[Extracted records]
==========

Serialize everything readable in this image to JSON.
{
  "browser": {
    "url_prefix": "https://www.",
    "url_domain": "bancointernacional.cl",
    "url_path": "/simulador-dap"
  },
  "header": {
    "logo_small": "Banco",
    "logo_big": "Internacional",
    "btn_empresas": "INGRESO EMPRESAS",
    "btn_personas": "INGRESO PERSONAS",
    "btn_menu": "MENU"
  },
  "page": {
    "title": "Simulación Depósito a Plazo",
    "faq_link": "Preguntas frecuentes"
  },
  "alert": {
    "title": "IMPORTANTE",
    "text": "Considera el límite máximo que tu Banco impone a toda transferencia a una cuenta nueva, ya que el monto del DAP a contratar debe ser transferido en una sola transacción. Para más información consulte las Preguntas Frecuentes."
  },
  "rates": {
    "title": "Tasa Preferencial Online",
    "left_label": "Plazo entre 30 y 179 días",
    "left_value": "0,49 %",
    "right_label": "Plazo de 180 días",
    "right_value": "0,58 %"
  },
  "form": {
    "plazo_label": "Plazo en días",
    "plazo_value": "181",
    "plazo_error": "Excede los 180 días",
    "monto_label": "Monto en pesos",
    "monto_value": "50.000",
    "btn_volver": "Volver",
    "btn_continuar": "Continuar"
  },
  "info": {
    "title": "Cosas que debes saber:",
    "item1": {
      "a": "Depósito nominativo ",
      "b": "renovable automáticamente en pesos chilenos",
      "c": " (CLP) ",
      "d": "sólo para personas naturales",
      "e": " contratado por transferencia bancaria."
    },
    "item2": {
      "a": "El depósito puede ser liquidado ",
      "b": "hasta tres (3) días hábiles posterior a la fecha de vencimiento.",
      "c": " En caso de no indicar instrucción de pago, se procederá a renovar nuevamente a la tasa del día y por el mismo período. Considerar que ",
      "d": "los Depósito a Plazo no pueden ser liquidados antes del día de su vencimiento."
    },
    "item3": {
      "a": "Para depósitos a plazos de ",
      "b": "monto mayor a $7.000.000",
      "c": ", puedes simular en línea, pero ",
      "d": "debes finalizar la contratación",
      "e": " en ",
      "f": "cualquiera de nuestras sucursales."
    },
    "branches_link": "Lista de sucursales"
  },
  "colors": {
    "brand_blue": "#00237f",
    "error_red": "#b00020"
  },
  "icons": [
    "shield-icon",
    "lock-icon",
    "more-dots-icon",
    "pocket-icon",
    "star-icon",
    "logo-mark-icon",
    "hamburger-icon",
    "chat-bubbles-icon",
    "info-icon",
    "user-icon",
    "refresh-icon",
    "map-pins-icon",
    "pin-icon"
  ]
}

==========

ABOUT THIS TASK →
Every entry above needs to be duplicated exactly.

ANSWER BELOW →
Serialize everything readable in this image to JSON.
{
  "browser": {
    "url_prefix": "https://www.",
    "url_domain": "bancointernacional.cl",
    "url_path": "/simulador-dap"
  },
  "header": {
    "logo_small": "Banco",
    "logo_big": "Internacional",
    "btn_empresas": "INGRESO EMPRESAS",
    "btn_personas": "INGRESO PERSONAS",
    "btn_menu": "MENU"
  },
  "page": {
    "title": "Simulación Depósito a Plazo",
    "faq_link": "Preguntas frecuentes"
  },
  "alert": {
    "title": "IMPORTANTE",
    "text": "Considera el límite máximo que tu Banco impone a toda transferencia a una cuenta nueva, ya que el monto del DAP a contratar debe ser transferido en una sola transacción. Para más información consulte las Preguntas Frecuentes."
  },
  "rates": {
    "title": "Tasa Preferencial Online",
    "left_label": "Plazo entre 30 y 179 días",
    "left_value": "0,49 %",
    "right_label": "Plazo de 180 días",
    "right_value": "0,58 %"
  },
  "form": {
    "plazo_label": "Plazo en días",
    "plazo_value": "181",
    "plazo_error": "Excede los 180 días",
    "monto_label": "Monto en pesos",
    "monto_value": "50.000",
    "btn_volver": "Volver",
    "btn_continuar": "Continuar"
  },
  "info": {
    "title": "Cosas que debes saber:",
    "item1": {
      "a": "Depósito nominativo ",
      "b": "renovable automáticamente en pesos chilenos",
      "c": " (CLP) ",
      "d": "sólo para personas naturales",
      "e": " contratado por transferencia bancaria."
    },
    "item2": {
      "a": "El depósito puede ser liquidado ",
      "b": "hasta tres (3) días hábiles posterior a la fecha de vencimiento.",
      "c": " En caso de no indicar instrucción de pago, se procederá a renovar nuevamente a la tasa del día y por el mismo período. Considerar que ",
      "d": "los Depósito a Plazo no pueden ser liquidados antes del día de su vencimiento."
    },
    "item3": {
      "a": "Para depósitos a plazos de ",
      "b": "monto mayor a $7.000.000",
      "c": ", puedes simular en línea, pero ",
      "d": "debes finalizar la contratación",
      "e": " en ",
      "f": "cualquiera de nuestras sucursales."
    },
    "branches_link": "Lista de sucursales"
  },
  "colors": {
    "brand_blue": "#00237f",
    "error_red": "#b00020"
  },
  "icons": [
    "shield-icon",
    "lock-icon",
    "more-dots-icon",
    "pocket-icon",
    "star-icon",
    "logo-mark-icon",
    "hamburger-icon",
    "chat-bubbles-icon",
    "info-icon",
    "user-icon",
    "refresh-icon",
    "map-pins-icon",
    "pin-icon"
  ]
}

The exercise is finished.